EXERCISE PROMPT:
Scan the entries below for the word "Pickup". Copy out every line in which it occurs.

DATA SHOWN below:

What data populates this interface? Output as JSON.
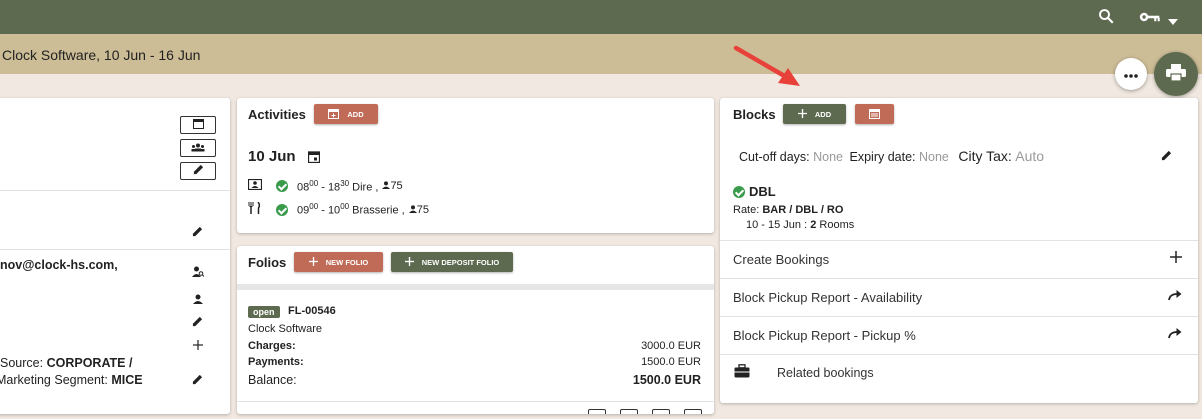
{
  "subheader": {
    "title": "Clock Software, 10 Jun - 16 Jun"
  },
  "icons": [
    "search-icon",
    "key-icon",
    "chevron-down-icon",
    "more-icon",
    "print-icon",
    "calendar-icon",
    "group-icon",
    "pencil-icon",
    "person-search-icon",
    "person-icon",
    "plus-icon",
    "contact-card-icon",
    "check-icon",
    "cutlery-icon",
    "share-icon",
    "briefcase-icon"
  ],
  "colors": {
    "header": "#5d6a4f",
    "subheader": "#cdbd97",
    "accent_red": "#c06b57",
    "accent_green": "#5d6a4f",
    "status_ok": "#3a9b4c",
    "background": "#f1e9e1"
  },
  "left_panel": {
    "email": "nov@clock-hs.com,",
    "source_label": "Source:",
    "source_value": "CORPORATE /",
    "segment_label": "Marketing Segment:",
    "segment_value": "MICE"
  },
  "activities": {
    "title": "Activities",
    "add_label": "ADD",
    "date": "10 Jun",
    "items": [
      {
        "start": "08",
        "start_sup": "00",
        "end": "18",
        "end_sup": "30",
        "place": "Dire ,",
        "count": "75"
      },
      {
        "start": "09",
        "start_sup": "00",
        "end": "10",
        "end_sup": "00",
        "place": "Brasserie ,",
        "count": "75"
      }
    ]
  },
  "folios": {
    "title": "Folios",
    "new_folio_label": "NEW FOLIO",
    "new_deposit_label": "NEW DEPOSIT FOLIO",
    "folio": {
      "status": "open",
      "number": "FL-00546",
      "company": "Clock Software",
      "charges_label": "Charges:",
      "charges_value": "3000.0 EUR",
      "payments_label": "Payments:",
      "payments_value": "1500.0 EUR",
      "balance_label": "Balance:",
      "balance_value": "1500.0 EUR"
    }
  },
  "blocks": {
    "title": "Blocks",
    "add_label": "ADD",
    "cutoff_label": "Cut-off days:",
    "cutoff_value": "None",
    "expiry_label": "Expiry date:",
    "expiry_value": "None",
    "citytax_label": "City Tax:",
    "citytax_value": "Auto",
    "room_type": "DBL",
    "rate_label": "Rate:",
    "rate_value": "BAR / DBL / RO",
    "dates": "10 - 15 Jun :",
    "rooms_count": "2",
    "rooms_label": "Rooms",
    "actions": [
      {
        "label": "Create Bookings"
      },
      {
        "label": "Block Pickup Report - Availability"
      },
      {
        "label": "Block Pickup Report - Pickup %"
      }
    ],
    "related_label": "Related bookings"
  }
}
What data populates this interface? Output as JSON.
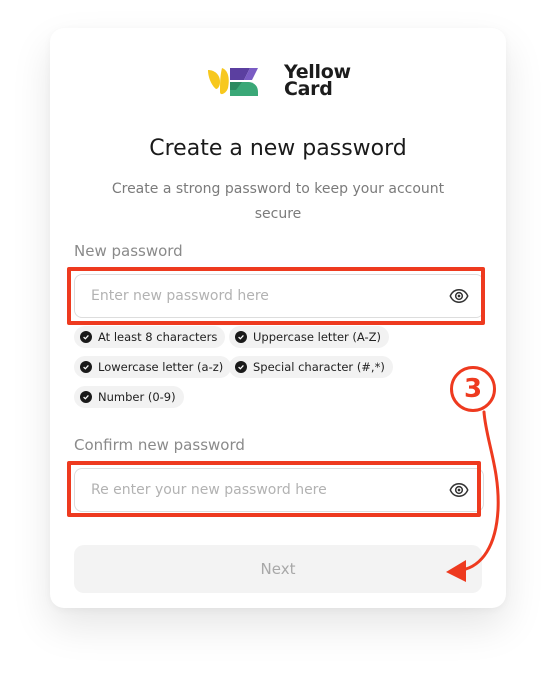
{
  "brand": {
    "name_line1": "Yellow",
    "name_line2": "Card"
  },
  "title": "Create a new password",
  "subtitle": "Create a strong password to keep your account secure",
  "new_password": {
    "label": "New password",
    "placeholder": "Enter new password here",
    "value": ""
  },
  "requirements": [
    {
      "label": "At least 8 characters"
    },
    {
      "label": "Uppercase letter (A-Z)"
    },
    {
      "label": "Lowercase letter (a-z)"
    },
    {
      "label": "Special character (#,*)"
    },
    {
      "label": "Number (0-9)"
    }
  ],
  "confirm_password": {
    "label": "Confirm new password",
    "placeholder": "Re enter your new password here",
    "value": ""
  },
  "next_button": {
    "label": "Next",
    "disabled": true
  },
  "annotation": {
    "step_number": "3",
    "color": "#ee3a1f"
  },
  "colors": {
    "brand_yellow": "#f7c81e",
    "brand_purple": "#5b3fa0",
    "brand_green": "#3aa877",
    "text_dark": "#1a1a1a",
    "muted": "#7b7b7b"
  }
}
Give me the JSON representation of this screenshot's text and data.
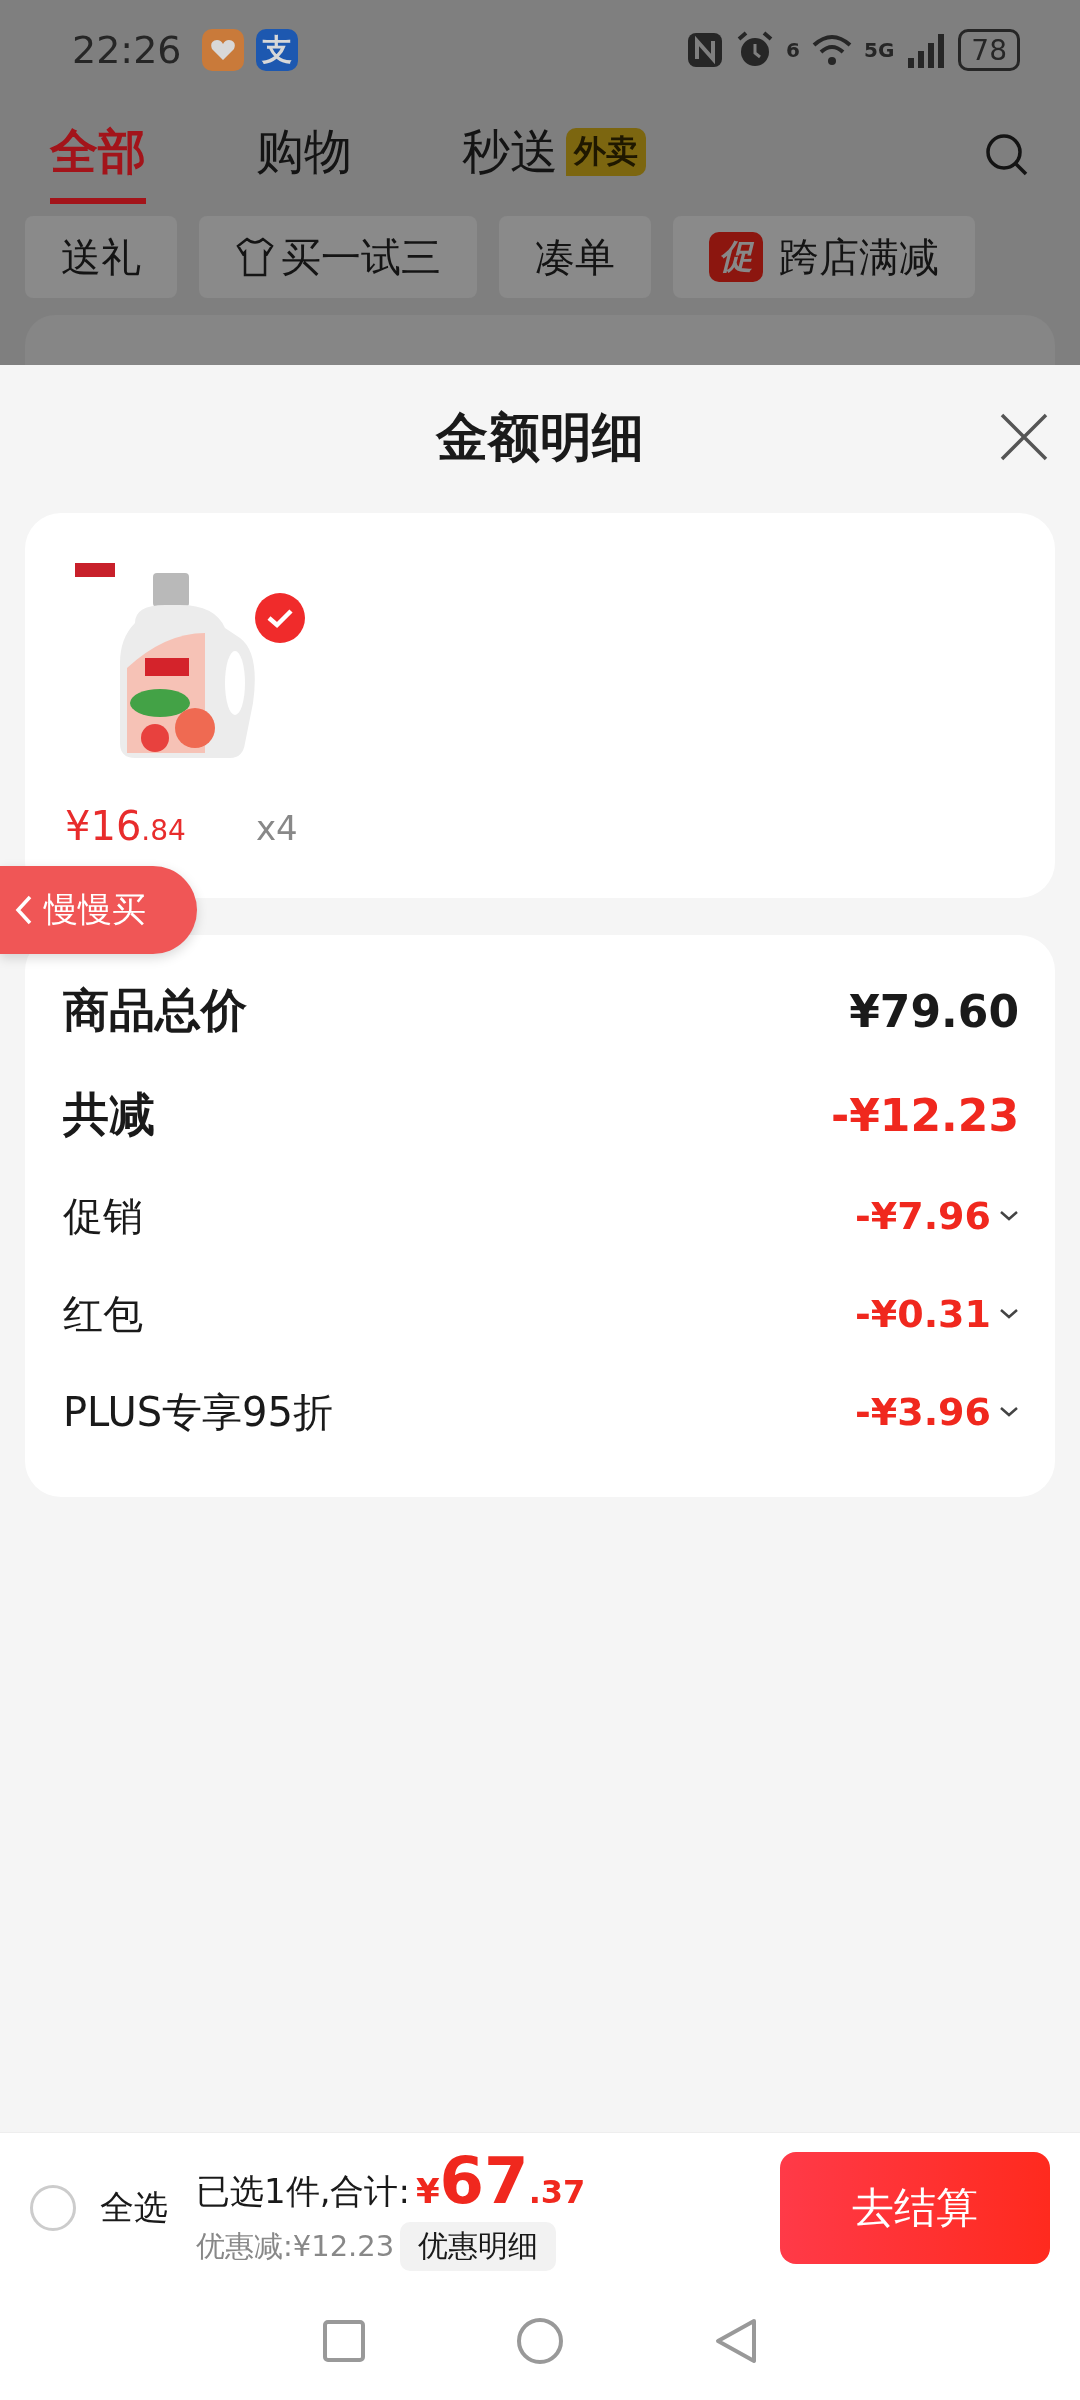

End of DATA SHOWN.

EXERCISE ANSWER:
        "label": "Block Pickup Report - Availability"
        "label": "Block Pickup Report - Pickup %"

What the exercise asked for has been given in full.